Work task =>
Search the data for the string "case" and gather each line it is in.

========

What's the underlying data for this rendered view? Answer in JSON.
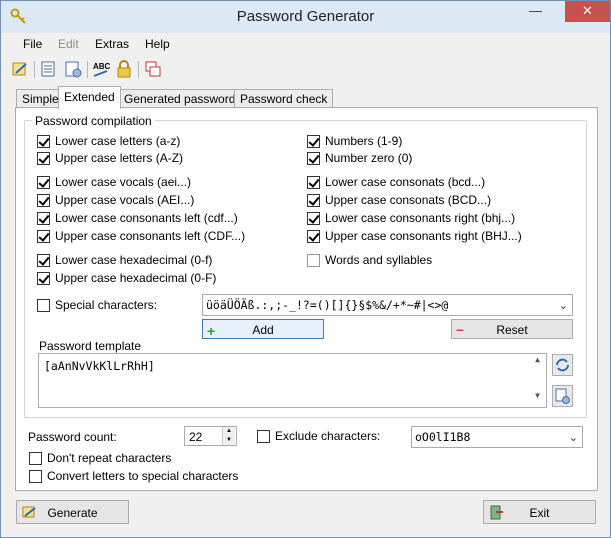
{
  "window": {
    "title": "Password Generator"
  },
  "menu": [
    "File",
    "Edit",
    "Extras",
    "Help"
  ],
  "tabs": [
    "Simple",
    "Extended",
    "Generated passwords",
    "Password check"
  ],
  "group": {
    "title": "Password compilation"
  },
  "checks_left": [
    {
      "label": "Lower case letters (a-z)",
      "checked": true
    },
    {
      "label": "Upper case letters (A-Z)",
      "checked": true
    },
    {
      "label": "Lower case vocals (aei...)",
      "checked": true
    },
    {
      "label": "Upper case vocals (AEI...)",
      "checked": true
    },
    {
      "label": "Lower case consonants left (cdf...)",
      "checked": true
    },
    {
      "label": "Upper case consonants left (CDF...)",
      "checked": true
    },
    {
      "label": "Lower case hexadecimal (0-f)",
      "checked": true
    },
    {
      "label": "Upper case hexadecimal (0-F)",
      "checked": true
    }
  ],
  "checks_right": [
    {
      "label": "Numbers (1-9)",
      "checked": true
    },
    {
      "label": "Number zero (0)",
      "checked": true
    },
    {
      "label": "Lower case consonats (bcd...)",
      "checked": true
    },
    {
      "label": "Upper case consonats (BCD...)",
      "checked": true
    },
    {
      "label": "Lower case consonants right (bhj...)",
      "checked": true
    },
    {
      "label": "Upper case consonants right (BHJ...)",
      "checked": true
    },
    {
      "label": "Words and syllables",
      "checked": false
    }
  ],
  "special": {
    "label": "Special characters:",
    "checked": false,
    "value": "üöäÜÖÄß.:,;-_!?=()[]{}§$%&/+*~#|<>@"
  },
  "buttons": {
    "add": "Add",
    "reset": "Reset",
    "generate": "Generate",
    "exit": "Exit"
  },
  "template": {
    "label": "Password template",
    "value": "[aAnNvVkKlLrRhH]"
  },
  "count": {
    "label": "Password count:",
    "value": "22"
  },
  "exclude": {
    "label": "Exclude characters:",
    "checked": false,
    "value": "oO0lI1B8"
  },
  "options": [
    {
      "label": "Don't repeat characters",
      "checked": false
    },
    {
      "label": "Convert letters to special characters",
      "checked": false
    }
  ]
}
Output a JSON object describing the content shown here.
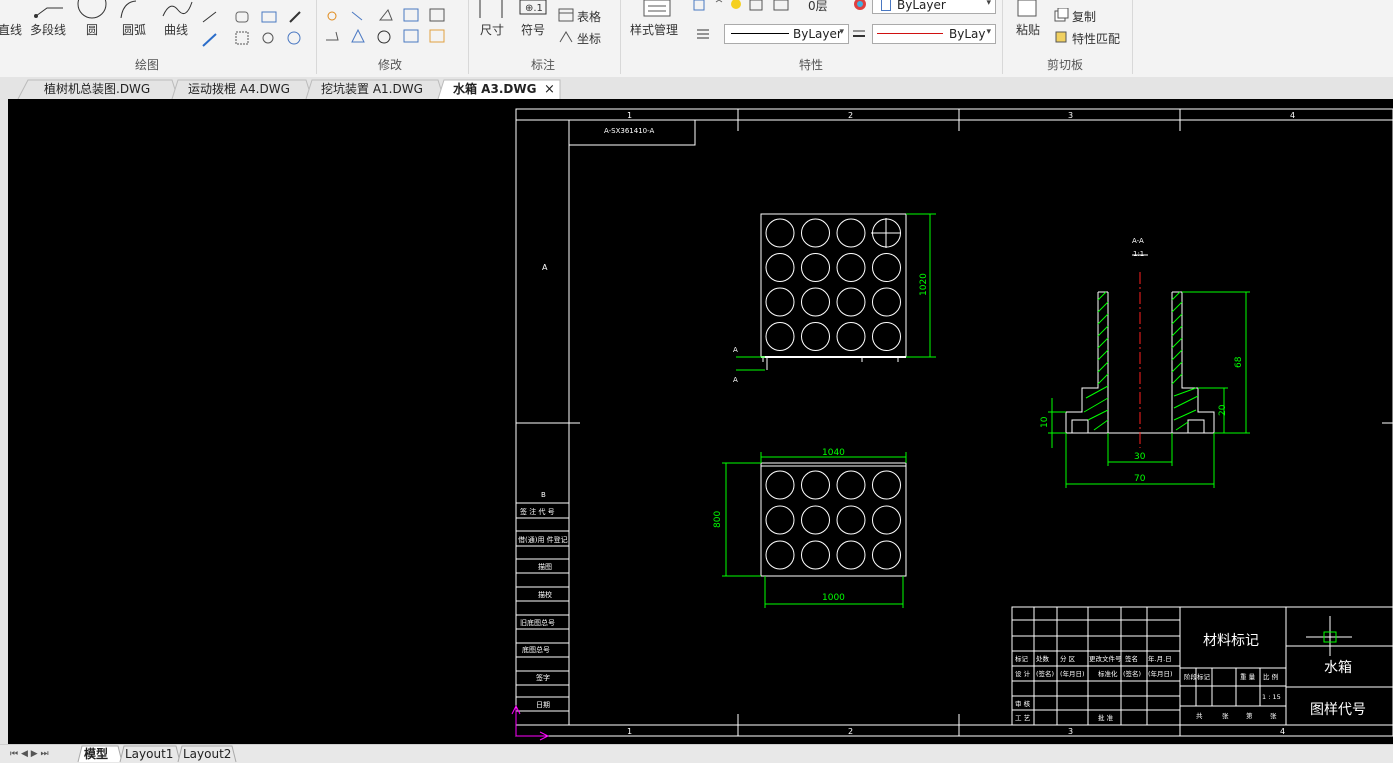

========

Task solution =>
      "label": "Lower case letters (a-z)",
      "label": "Upper case letters (A-Z)",
      "label": "Lower case vocals (aei...)",
      "label": "Upper case vocals (AEI...)",
      "label": "Lower case consonants left (cdf...)",
      "label": "Upper case consonants left (CDF...)",
      "label": "Lower case hexadecimal (0-f)",
      "label": "Upper case hexadecimal (0-F)",
      "label": "Lower case consonats (bcd...)",
      "label": "Upper case consonats (BCD...)",
      "label": "Lower case consonants right (bhj...)",
      "label": "Upper case consonants right (BHJ...)",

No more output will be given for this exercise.